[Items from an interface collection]
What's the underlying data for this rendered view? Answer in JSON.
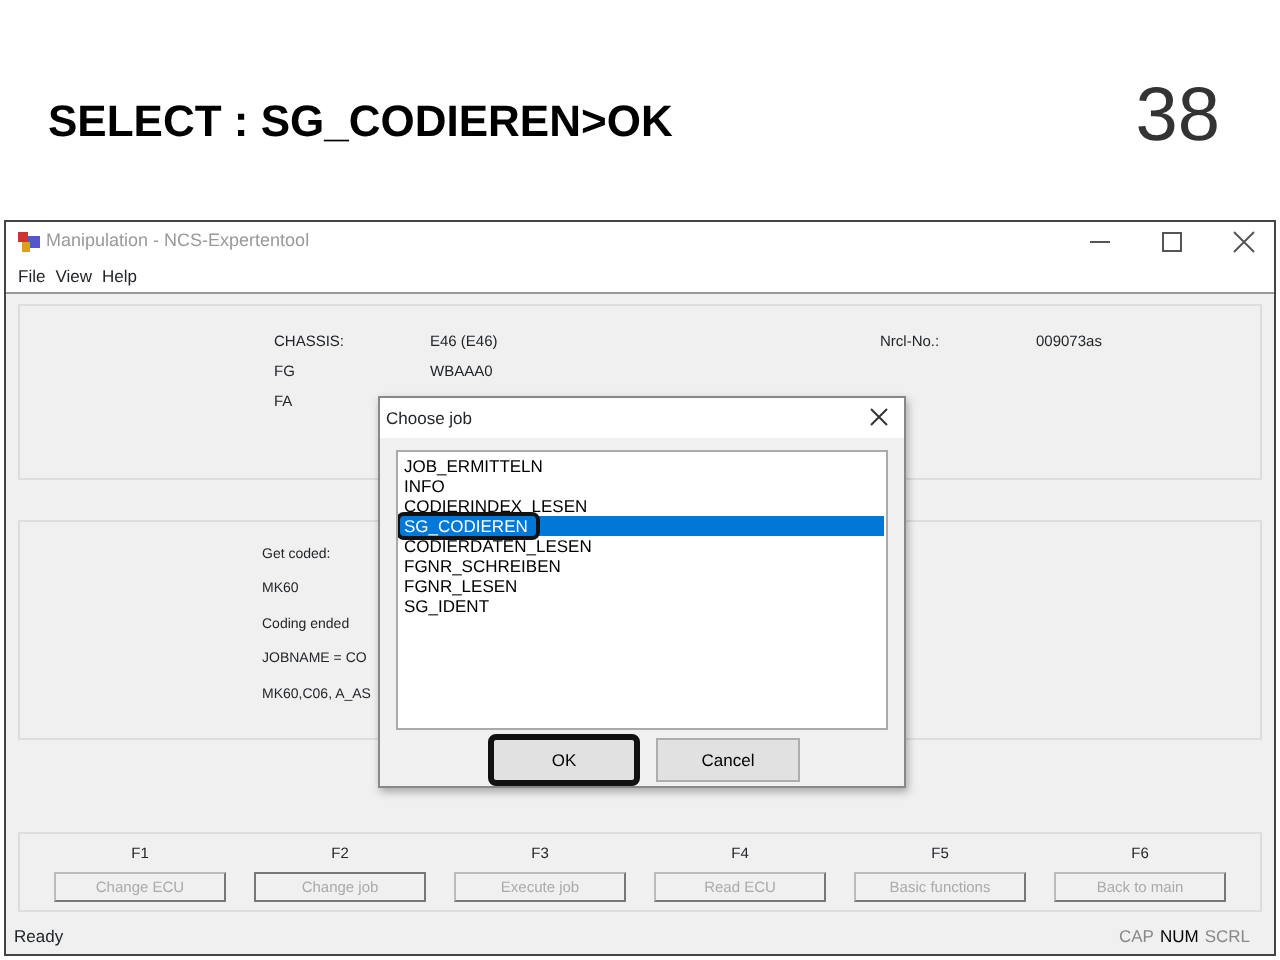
{
  "slide": {
    "heading": "SELECT : SG_CODIEREN>OK",
    "page_number": "38"
  },
  "window": {
    "title": "Manipulation - NCS-Expertentool",
    "active": false
  },
  "menu": [
    "File",
    "View",
    "Help"
  ],
  "vehicle_info": [
    {
      "label": "CHASSIS:",
      "value": "E46 (E46)"
    },
    {
      "label": "FG",
      "value": "WBAAA0"
    },
    {
      "label": "FA"
    }
  ],
  "part_number": {
    "label": "Nrcl-No.:",
    "value": "009073as"
  },
  "log_lines": [
    "Get coded:",
    "MK60",
    "Coding ended",
    "JOBNAME = CO",
    "MK60,C06, A_AS"
  ],
  "dialog": {
    "title": "Choose job",
    "jobs": [
      {
        "label": "JOB_ERMITTELN",
        "selected": false,
        "callout": false
      },
      {
        "label": "INFO",
        "selected": false,
        "callout": false
      },
      {
        "label": "CODIERINDEX_LESEN",
        "selected": false,
        "callout": false
      },
      {
        "label": "SG_CODIEREN",
        "selected": true,
        "callout": true
      },
      {
        "label": "CODIERDATEN_LESEN",
        "selected": false,
        "callout": false
      },
      {
        "label": "FGNR_SCHREIBEN",
        "selected": false,
        "callout": false
      },
      {
        "label": "FGNR_LESEN",
        "selected": false,
        "callout": false
      },
      {
        "label": "SG_IDENT",
        "selected": false,
        "callout": false
      }
    ],
    "buttons": [
      {
        "label": "OK",
        "callout": true
      },
      {
        "label": "Cancel",
        "callout": false
      }
    ]
  },
  "function_keys": [
    {
      "key": "F1",
      "label": "Change ECU",
      "disabled": true,
      "focused": false
    },
    {
      "key": "F2",
      "label": "Change job",
      "disabled": true,
      "focused": true
    },
    {
      "key": "F3",
      "label": "Execute job",
      "disabled": true,
      "focused": false
    },
    {
      "key": "F4",
      "label": "Read ECU",
      "disabled": true,
      "focused": false
    },
    {
      "key": "F5",
      "label": "Basic functions",
      "disabled": true,
      "focused": false
    },
    {
      "key": "F6",
      "label": "Back to main",
      "disabled": true,
      "focused": false
    }
  ],
  "status_bar": {
    "text": "Ready",
    "indicators": [
      {
        "label": "CAP",
        "on": false
      },
      {
        "label": "NUM",
        "on": true
      },
      {
        "label": "SCRL",
        "on": false
      }
    ]
  }
}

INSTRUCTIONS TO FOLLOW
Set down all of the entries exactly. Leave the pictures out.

EXPECTED ANSWER
What's the underlying data for this rendered view? Answer in JSON.
{
  "slide": {
    "heading": "SELECT : SG_CODIEREN>OK",
    "page_number": "38"
  },
  "window": {
    "title": "Manipulation - NCS-Expertentool",
    "active": false
  },
  "menu": [
    "File",
    "View",
    "Help"
  ],
  "vehicle_info": [
    {
      "label": "CHASSIS:",
      "value": "E46 (E46)"
    },
    {
      "label": "FG",
      "value": "WBAAA0"
    },
    {
      "label": "FA"
    }
  ],
  "part_number": {
    "label": "Nrcl-No.:",
    "value": "009073as"
  },
  "log_lines": [
    "Get coded:",
    "MK60",
    "Coding ended",
    "JOBNAME = CO",
    "MK60,C06, A_AS"
  ],
  "dialog": {
    "title": "Choose job",
    "jobs": [
      {
        "label": "JOB_ERMITTELN",
        "selected": false,
        "callout": false
      },
      {
        "label": "INFO",
        "selected": false,
        "callout": false
      },
      {
        "label": "CODIERINDEX_LESEN",
        "selected": false,
        "callout": false
      },
      {
        "label": "SG_CODIEREN",
        "selected": true,
        "callout": true
      },
      {
        "label": "CODIERDATEN_LESEN",
        "selected": false,
        "callout": false
      },
      {
        "label": "FGNR_SCHREIBEN",
        "selected": false,
        "callout": false
      },
      {
        "label": "FGNR_LESEN",
        "selected": false,
        "callout": false
      },
      {
        "label": "SG_IDENT",
        "selected": false,
        "callout": false
      }
    ],
    "buttons": [
      {
        "label": "OK",
        "callout": true
      },
      {
        "label": "Cancel",
        "callout": false
      }
    ]
  },
  "function_keys": [
    {
      "key": "F1",
      "label": "Change ECU",
      "disabled": true,
      "focused": false
    },
    {
      "key": "F2",
      "label": "Change job",
      "disabled": true,
      "focused": true
    },
    {
      "key": "F3",
      "label": "Execute job",
      "disabled": true,
      "focused": false
    },
    {
      "key": "F4",
      "label": "Read ECU",
      "disabled": true,
      "focused": false
    },
    {
      "key": "F5",
      "label": "Basic functions",
      "disabled": true,
      "focused": false
    },
    {
      "key": "F6",
      "label": "Back to main",
      "disabled": true,
      "focused": false
    }
  ],
  "status_bar": {
    "text": "Ready",
    "indicators": [
      {
        "label": "CAP",
        "on": false
      },
      {
        "label": "NUM",
        "on": true
      },
      {
        "label": "SCRL",
        "on": false
      }
    ]
  }
}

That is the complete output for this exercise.